“Step 7: Once the pipe is through the top port, continue to push the Dryerbox from the bottom to be flush to the drywall. Use a drywall screw or self-tapping screw to secure the bottom of the Dryerbox to the bottom plate. The top is held firmly against the drywall by the pipe’s penetration. Un-crimp the pipe and make sure it has no burrs or obstructions. Caulk the baseboard cuts and any gaps.”
I couldn’t just leave it like this. I mean, having any rough or bumpy spots along the way would just be a place for lint to accumulate, which could eventually block the pipe all together. The instructions said plain and clear, “Un-crimp the pipe and make sure it has no burrs or obstructions“. Yeah, right. That mangled pipe was not straightening out. I was feeling discouraged. Then, I had an epiphany…
“If I already have to patch drywall, why don’t I just cut the drywall a little higher than the box, cut my pipe off above the box, and feed a new section of 4″ rigid pipe through the oval opening before I install the box. Then I can join the two pipes together!” I prayed.
|new 4″ rigid pipe
source: Home Depot

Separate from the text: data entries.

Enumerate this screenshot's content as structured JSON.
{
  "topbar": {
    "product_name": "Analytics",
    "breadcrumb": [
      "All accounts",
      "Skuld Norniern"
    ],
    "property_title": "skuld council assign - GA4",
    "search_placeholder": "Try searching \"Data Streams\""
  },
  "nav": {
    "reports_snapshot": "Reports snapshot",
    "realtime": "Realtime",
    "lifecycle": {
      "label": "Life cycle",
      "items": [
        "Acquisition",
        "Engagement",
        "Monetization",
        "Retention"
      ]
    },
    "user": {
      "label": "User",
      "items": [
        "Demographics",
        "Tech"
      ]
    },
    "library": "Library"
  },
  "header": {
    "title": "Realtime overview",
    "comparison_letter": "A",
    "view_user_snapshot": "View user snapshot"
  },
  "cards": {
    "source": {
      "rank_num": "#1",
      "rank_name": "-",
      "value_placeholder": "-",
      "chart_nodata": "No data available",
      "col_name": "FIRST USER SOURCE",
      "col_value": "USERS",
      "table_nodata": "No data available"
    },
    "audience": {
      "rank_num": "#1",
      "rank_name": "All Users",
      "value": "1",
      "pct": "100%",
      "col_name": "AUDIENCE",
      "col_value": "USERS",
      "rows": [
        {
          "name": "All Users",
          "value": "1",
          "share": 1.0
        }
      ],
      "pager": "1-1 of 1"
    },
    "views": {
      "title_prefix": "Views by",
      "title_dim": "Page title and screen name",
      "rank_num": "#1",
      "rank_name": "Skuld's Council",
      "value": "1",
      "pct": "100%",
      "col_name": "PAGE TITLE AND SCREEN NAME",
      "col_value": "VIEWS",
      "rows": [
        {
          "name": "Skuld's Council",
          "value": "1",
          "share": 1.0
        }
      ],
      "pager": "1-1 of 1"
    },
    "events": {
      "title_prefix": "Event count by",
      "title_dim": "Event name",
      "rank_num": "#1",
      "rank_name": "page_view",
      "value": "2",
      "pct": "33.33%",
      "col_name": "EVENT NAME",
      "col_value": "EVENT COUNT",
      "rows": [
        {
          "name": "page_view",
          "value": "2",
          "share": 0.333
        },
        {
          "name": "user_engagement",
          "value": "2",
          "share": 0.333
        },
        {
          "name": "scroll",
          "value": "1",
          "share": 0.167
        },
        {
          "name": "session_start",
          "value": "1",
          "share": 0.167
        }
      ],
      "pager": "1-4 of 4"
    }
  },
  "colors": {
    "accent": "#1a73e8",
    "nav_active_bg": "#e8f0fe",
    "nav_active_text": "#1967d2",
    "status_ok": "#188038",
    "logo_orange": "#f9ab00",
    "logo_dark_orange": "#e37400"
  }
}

I cut the new section of pipe to about 8″ long and fed it through the oval opening (seam end on top), with virtually no problem. I put the dryerbox into the wall space and I made sure the seamed end of my new pipe went snugly into the existing pipe. *Note* You always want the male end of the duct pointing in the direction of airflow. Once I was sure they were connected properly, I screwed the dryerbox into place at the bottom. To secure the new section of pipe to the old section I used metal foil tape (not duct tape) and carefully wrapped it around the seam making sure to press it firmly into place.
Holy goodness, I was surprised my plan was actually working!!

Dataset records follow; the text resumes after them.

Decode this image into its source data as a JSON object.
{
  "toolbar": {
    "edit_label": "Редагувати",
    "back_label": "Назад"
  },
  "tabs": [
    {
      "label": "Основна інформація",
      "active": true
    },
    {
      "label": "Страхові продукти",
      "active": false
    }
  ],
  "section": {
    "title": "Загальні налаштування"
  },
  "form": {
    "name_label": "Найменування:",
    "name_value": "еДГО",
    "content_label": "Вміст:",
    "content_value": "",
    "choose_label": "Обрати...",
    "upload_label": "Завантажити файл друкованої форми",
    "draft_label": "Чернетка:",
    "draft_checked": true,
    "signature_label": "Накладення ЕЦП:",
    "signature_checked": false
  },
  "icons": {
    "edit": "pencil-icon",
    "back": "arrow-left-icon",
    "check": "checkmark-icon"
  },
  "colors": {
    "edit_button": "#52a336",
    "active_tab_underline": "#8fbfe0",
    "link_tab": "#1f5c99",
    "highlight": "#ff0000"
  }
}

To make connecting the semi-rigid flex duct to the 4″ rigid duct easier, I flattened out the ridges on each end of the pipe by using a spare piece of PVC as a rolling-pin like this. It made sliding the flex duct over the 4″ rigid pipe soooo much easier. Last, I taped that joint with more metal foil tape. Applying the foil tape is a lot like applying contact paper – it has a removable backing that covers the adhesive. Thank goodness it does, because getting the tape behind the duct in such a narrow space would have been a nightmare if not for the protective backing. I shimmied the tape behind the metal duct with the backing still on and then peeled off about an inch so I could stick it to the duct. Once it was in place I slowly peeled the backing off between the tape and the duct…whew! I smoothed it out and all was good. 🙂

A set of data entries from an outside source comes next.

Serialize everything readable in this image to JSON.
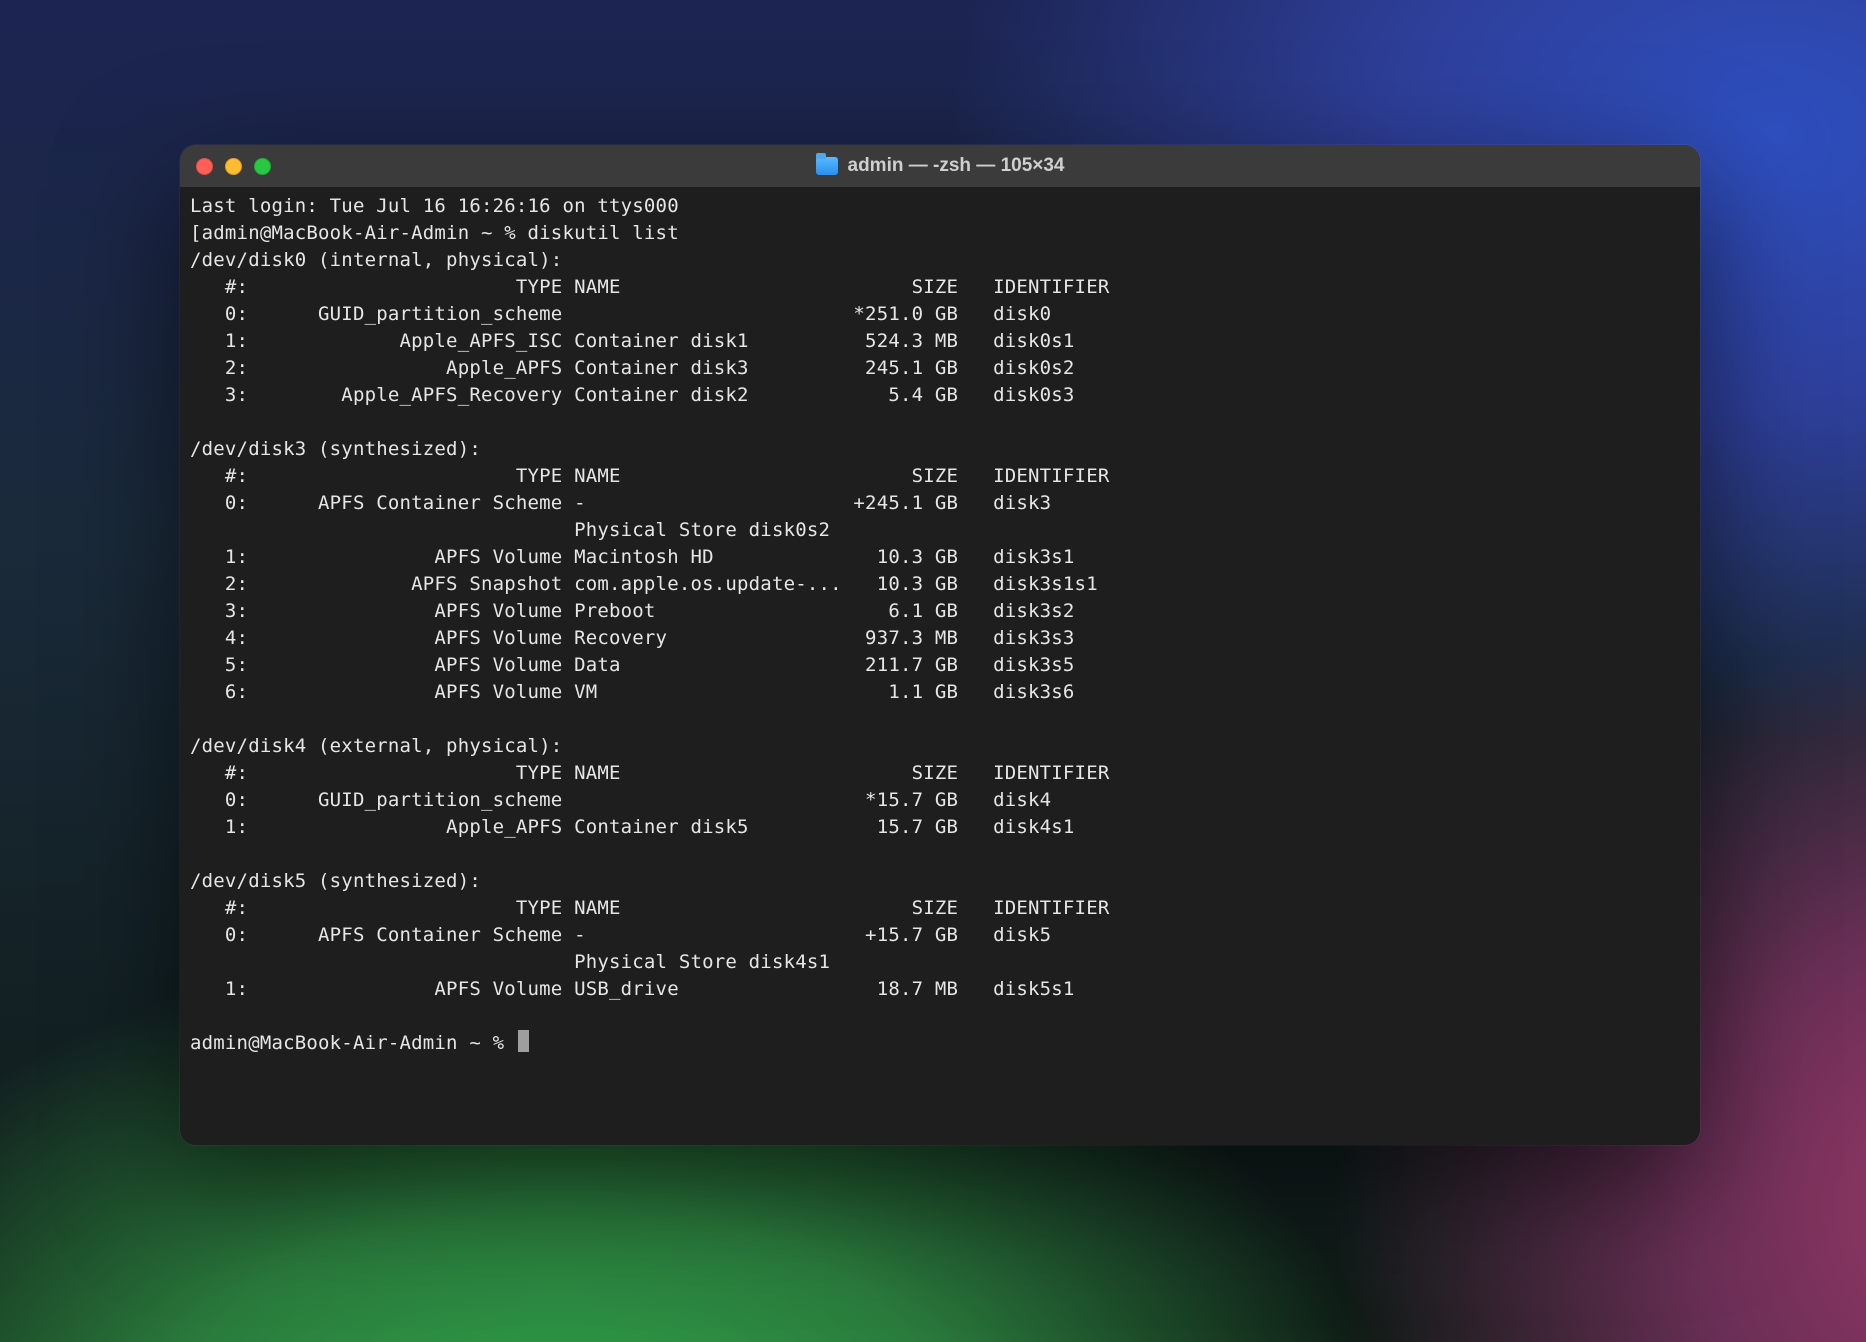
{
  "window": {
    "title": "admin — -zsh — 105×34"
  },
  "terminal": {
    "last_login": "Last login: Tue Jul 16 16:26:16 on ttys000",
    "prompt1_open": "[admin@MacBook-Air-Admin ~ % ",
    "command": "diskutil list",
    "prompt1_close": "]",
    "prompt2": "admin@MacBook-Air-Admin ~ % ",
    "disks": [
      {
        "device": "/dev/disk0",
        "desc": "(internal, physical):",
        "header": {
          "num": "#",
          "type": "TYPE",
          "name": "NAME",
          "size": "SIZE",
          "id": "IDENTIFIER"
        },
        "rows": [
          {
            "num": "0",
            "type": "GUID_partition_scheme",
            "name": "",
            "size": "*251.0 GB",
            "id": "disk0"
          },
          {
            "num": "1",
            "type": "Apple_APFS_ISC",
            "name": "Container disk1",
            "size": "524.3 MB",
            "id": "disk0s1"
          },
          {
            "num": "2",
            "type": "Apple_APFS",
            "name": "Container disk3",
            "size": "245.1 GB",
            "id": "disk0s2"
          },
          {
            "num": "3",
            "type": "Apple_APFS_Recovery",
            "name": "Container disk2",
            "size": "5.4 GB",
            "id": "disk0s3"
          }
        ]
      },
      {
        "device": "/dev/disk3",
        "desc": "(synthesized):",
        "header": {
          "num": "#",
          "type": "TYPE",
          "name": "NAME",
          "size": "SIZE",
          "id": "IDENTIFIER"
        },
        "rows": [
          {
            "num": "0",
            "type": "APFS Container Scheme",
            "name": "-",
            "size": "+245.1 GB",
            "id": "disk3"
          },
          {
            "extra": "Physical Store disk0s2"
          },
          {
            "num": "1",
            "type": "APFS Volume",
            "name": "Macintosh HD",
            "size": "10.3 GB",
            "id": "disk3s1"
          },
          {
            "num": "2",
            "type": "APFS Snapshot",
            "name": "com.apple.os.update-...",
            "size": "10.3 GB",
            "id": "disk3s1s1"
          },
          {
            "num": "3",
            "type": "APFS Volume",
            "name": "Preboot",
            "size": "6.1 GB",
            "id": "disk3s2"
          },
          {
            "num": "4",
            "type": "APFS Volume",
            "name": "Recovery",
            "size": "937.3 MB",
            "id": "disk3s3"
          },
          {
            "num": "5",
            "type": "APFS Volume",
            "name": "Data",
            "size": "211.7 GB",
            "id": "disk3s5"
          },
          {
            "num": "6",
            "type": "APFS Volume",
            "name": "VM",
            "size": "1.1 GB",
            "id": "disk3s6"
          }
        ]
      },
      {
        "device": "/dev/disk4",
        "desc": "(external, physical):",
        "header": {
          "num": "#",
          "type": "TYPE",
          "name": "NAME",
          "size": "SIZE",
          "id": "IDENTIFIER"
        },
        "rows": [
          {
            "num": "0",
            "type": "GUID_partition_scheme",
            "name": "",
            "size": "*15.7 GB",
            "id": "disk4"
          },
          {
            "num": "1",
            "type": "Apple_APFS",
            "name": "Container disk5",
            "size": "15.7 GB",
            "id": "disk4s1"
          }
        ]
      },
      {
        "device": "/dev/disk5",
        "desc": "(synthesized):",
        "header": {
          "num": "#",
          "type": "TYPE",
          "name": "NAME",
          "size": "SIZE",
          "id": "IDENTIFIER"
        },
        "rows": [
          {
            "num": "0",
            "type": "APFS Container Scheme",
            "name": "-",
            "size": "+15.7 GB",
            "id": "disk5"
          },
          {
            "extra": "Physical Store disk4s1"
          },
          {
            "num": "1",
            "type": "APFS Volume",
            "name": "USB_drive",
            "size": "18.7 MB",
            "id": "disk5s1"
          }
        ]
      }
    ]
  }
}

Wow OMG I felt like a genius! This was so much easier than trying to wrestle a tiny little crunched up piece of pipe through this weird awkward hole!!! It may not be the prettiest thing, but it sure beats trying to straighten out a wadded up pipe that would have almost never fit into that hole for me. Plus I knew if I just left that crunched up pipe like it was and attached the semi-rigid vent pipe to it, lint would have been trapped on all those jagged edges, which is nothing but a fire hazard!
After my miraculous installation, I went on to patch the drywall, caulk, and paint. After I finished patching I decided to use some painters tape to avoid getting any more mess on the edge of the dryerbox. Taping before caulking is much easier than cleaning the edge of the dryerbox. After applying caulk and smoothing it out, I peeled the tape off before it dried, which gave me a perfect caulk line. When the caulk was dry, I taped my edges for the last time, and painted.
Finally, painted and ready to hook up to the dryer! Just stunning. 🙂
All hooked up and ready to be more efficient!
Finally, here is the dryer in it’s new home. I have so much more space it seems! No more do-si-do around the dryer door to load and unload it. Even though this was frustrating to install (mostly my fault) I am pleased with how it turned out.